NINDS recommends the following: decreased use of caffeine, alcohol and tobacco; correcting deficiencies in iron, folate and magnesium; changing or maintaining a regular sleep pattern; a program of moderate exercise; and massaging the legs, taking a hot bath, or using a heating pad or ice pack.
Note: A trial of iron supplements is recommended by NINDS, only for individuals with low iron levels. Although many people find some relief with such measures, rarely do these efforts completely eliminate symptoms. Medications are usually helpful but no single medication effectively manages RLS for all individuals.
Trials of different drugs may be necessary, and your doctor will help in prescribing common drugs used to treat RLS. In addition, medications taken regularly may lose their effect over time, making it necessary to change medications periodically.
Q: My 14-year-old son wants to weight train this summer, and he’s in puberty already. Will this affect his growth?
-Peter Cullen, Huntington, NY
A: If resistance training is done correctly, with good form and under proper supervision, your son shouldn’t have any problems. In fact, resistance training at an early age can help your child’s sports performance, increase his resistance to sports-related injuries and help in the development of motor skills.
There’s always been the worry of stunting growth if resistance training is started at an early age. While this is a reasonable concern, it’s not as common as many are led to believe. The National Strength and Conditioning Association notes that a growth plate fracture has not been reported in any youth resistance training study that adhered to established training guidelines.

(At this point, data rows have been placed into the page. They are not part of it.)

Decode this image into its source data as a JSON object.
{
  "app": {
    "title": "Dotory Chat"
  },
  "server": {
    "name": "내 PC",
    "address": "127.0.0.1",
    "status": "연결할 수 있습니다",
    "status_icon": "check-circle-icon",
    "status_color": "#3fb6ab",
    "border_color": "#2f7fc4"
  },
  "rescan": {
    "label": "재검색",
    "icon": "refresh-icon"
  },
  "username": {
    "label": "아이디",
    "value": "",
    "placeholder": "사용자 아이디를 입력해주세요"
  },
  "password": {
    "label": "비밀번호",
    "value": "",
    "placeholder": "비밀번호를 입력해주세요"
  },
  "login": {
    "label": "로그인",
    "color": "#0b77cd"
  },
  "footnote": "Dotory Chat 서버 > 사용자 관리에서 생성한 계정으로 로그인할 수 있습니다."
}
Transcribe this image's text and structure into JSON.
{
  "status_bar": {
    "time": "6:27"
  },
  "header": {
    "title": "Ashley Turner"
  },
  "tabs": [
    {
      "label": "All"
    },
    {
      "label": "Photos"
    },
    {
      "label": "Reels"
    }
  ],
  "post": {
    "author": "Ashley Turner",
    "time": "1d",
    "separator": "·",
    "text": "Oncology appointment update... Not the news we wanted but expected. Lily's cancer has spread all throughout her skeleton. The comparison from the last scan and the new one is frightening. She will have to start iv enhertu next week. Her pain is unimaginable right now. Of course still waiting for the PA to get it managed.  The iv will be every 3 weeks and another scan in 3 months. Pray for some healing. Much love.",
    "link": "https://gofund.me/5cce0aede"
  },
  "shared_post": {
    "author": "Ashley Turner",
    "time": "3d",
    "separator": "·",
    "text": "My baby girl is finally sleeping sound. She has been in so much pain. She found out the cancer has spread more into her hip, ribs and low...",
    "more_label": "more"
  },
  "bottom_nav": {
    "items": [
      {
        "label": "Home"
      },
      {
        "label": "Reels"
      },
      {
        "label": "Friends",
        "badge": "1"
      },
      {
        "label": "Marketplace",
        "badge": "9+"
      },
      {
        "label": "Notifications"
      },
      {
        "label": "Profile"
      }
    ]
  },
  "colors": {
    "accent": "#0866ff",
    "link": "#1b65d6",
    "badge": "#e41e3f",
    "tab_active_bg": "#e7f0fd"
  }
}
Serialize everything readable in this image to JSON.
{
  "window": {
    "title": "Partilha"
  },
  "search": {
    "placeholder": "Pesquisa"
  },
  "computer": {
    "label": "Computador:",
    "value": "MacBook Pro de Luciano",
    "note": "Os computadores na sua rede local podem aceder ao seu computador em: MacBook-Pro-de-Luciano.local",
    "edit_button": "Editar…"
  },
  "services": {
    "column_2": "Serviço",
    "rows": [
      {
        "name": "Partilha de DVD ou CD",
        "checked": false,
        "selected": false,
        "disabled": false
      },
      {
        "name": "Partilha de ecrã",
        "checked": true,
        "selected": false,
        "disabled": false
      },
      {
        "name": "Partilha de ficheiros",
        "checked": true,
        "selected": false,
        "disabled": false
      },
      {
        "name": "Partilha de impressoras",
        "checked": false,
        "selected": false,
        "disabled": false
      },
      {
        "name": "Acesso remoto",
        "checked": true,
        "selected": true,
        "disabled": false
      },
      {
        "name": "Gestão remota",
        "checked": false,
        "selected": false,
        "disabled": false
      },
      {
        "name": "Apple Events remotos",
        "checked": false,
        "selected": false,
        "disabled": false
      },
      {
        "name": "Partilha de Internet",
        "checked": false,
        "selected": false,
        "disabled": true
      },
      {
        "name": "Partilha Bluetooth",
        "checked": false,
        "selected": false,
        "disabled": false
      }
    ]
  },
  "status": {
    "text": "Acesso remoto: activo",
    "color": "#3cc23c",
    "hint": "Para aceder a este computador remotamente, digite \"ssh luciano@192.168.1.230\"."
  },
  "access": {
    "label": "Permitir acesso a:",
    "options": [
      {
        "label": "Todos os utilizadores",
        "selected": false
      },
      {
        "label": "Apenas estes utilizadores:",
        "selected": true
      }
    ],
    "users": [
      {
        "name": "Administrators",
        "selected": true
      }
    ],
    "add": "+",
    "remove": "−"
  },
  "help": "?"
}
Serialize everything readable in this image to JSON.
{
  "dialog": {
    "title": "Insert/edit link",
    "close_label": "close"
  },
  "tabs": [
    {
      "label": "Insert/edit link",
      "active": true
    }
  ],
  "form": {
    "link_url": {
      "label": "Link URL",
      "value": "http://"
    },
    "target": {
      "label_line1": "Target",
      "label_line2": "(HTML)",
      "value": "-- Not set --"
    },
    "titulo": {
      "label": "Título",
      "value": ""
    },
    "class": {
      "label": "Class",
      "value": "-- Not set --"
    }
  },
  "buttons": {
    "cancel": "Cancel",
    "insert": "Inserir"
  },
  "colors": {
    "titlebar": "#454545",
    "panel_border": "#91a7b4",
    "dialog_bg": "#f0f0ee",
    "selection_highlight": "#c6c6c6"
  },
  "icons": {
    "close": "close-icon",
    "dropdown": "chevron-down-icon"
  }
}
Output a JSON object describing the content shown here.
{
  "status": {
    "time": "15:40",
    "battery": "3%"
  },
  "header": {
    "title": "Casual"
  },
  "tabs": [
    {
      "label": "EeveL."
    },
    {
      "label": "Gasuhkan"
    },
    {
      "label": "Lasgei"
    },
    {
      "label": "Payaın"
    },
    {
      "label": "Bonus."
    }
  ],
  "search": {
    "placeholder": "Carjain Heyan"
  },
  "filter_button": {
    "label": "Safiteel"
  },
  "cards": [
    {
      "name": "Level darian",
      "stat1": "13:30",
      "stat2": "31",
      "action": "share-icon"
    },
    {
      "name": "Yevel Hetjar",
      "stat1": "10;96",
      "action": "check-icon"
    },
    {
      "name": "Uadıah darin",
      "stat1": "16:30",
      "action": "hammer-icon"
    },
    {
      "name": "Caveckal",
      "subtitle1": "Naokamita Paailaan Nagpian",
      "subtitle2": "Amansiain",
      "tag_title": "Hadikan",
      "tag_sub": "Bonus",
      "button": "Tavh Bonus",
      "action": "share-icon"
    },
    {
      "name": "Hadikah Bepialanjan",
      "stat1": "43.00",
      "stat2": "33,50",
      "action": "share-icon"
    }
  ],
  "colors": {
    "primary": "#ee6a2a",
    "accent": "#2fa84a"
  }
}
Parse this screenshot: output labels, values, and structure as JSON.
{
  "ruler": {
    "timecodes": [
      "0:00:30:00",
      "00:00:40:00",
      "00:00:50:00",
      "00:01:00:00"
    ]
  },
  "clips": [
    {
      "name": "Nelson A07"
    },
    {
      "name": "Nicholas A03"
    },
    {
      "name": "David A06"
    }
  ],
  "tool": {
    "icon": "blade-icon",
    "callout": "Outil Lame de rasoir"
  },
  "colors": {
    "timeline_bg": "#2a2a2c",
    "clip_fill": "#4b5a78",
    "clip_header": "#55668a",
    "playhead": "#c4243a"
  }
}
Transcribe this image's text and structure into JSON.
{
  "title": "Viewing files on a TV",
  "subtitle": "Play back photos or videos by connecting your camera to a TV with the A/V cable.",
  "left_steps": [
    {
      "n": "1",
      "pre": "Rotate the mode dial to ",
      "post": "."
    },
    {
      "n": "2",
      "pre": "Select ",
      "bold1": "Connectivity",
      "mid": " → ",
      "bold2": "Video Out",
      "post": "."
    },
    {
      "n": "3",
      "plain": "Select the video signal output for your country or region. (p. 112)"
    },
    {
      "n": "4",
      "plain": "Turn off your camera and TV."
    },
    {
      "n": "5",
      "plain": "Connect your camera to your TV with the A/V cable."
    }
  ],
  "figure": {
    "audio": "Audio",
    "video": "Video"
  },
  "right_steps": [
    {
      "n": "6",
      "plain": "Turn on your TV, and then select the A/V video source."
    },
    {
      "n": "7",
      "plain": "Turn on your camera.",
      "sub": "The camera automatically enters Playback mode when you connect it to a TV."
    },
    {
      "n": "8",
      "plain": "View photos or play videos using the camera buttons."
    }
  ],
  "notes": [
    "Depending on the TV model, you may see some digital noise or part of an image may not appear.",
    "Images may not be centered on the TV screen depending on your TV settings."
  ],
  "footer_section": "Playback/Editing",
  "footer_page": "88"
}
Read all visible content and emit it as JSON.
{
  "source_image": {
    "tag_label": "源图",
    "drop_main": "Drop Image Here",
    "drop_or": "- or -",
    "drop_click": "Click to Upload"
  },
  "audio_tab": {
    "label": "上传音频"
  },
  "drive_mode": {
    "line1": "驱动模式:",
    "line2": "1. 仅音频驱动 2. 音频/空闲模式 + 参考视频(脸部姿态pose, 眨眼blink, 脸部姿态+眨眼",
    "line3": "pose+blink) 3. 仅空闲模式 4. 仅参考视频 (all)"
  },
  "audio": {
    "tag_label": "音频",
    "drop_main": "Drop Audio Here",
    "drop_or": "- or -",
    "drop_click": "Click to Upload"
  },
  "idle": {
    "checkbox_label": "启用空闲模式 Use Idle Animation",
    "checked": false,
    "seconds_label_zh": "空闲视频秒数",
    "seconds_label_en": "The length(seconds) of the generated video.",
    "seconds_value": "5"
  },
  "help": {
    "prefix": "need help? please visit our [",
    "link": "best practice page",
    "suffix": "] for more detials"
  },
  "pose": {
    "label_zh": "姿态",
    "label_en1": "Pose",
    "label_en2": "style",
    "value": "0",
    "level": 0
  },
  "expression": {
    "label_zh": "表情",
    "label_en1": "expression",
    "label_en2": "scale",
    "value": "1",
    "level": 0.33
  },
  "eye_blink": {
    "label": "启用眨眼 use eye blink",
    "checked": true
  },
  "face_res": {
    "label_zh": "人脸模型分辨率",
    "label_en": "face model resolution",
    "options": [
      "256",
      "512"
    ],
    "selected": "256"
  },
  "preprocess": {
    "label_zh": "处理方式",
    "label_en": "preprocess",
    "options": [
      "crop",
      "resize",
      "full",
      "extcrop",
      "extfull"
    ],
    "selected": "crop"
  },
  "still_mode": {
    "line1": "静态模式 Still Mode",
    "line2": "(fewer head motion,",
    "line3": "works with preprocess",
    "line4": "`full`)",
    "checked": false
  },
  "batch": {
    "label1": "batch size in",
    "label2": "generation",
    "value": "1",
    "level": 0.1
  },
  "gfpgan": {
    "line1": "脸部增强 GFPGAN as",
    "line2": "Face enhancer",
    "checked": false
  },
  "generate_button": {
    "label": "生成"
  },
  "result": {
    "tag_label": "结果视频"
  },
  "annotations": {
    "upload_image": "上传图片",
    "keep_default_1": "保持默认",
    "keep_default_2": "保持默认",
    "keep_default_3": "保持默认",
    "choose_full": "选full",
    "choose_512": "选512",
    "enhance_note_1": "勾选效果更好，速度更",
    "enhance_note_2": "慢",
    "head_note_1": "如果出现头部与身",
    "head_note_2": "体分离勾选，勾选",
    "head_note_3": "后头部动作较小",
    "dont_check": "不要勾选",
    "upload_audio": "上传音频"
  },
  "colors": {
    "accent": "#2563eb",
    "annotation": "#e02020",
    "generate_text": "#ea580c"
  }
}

Of course, you should consult with your family doctor before your son starts a training regimen. For further information on this topic, please refer to Newsday’s Daily Apple post: Is resistance training a safe option for children?
Brian T. Dessart is a nationally accredited Certified Strength and Conditioning Specialist, a New York State Critical Care Emergency Medical Technician and an FDNY firefighter. He can be reached at email@example.com or on Twitter: @briandessart.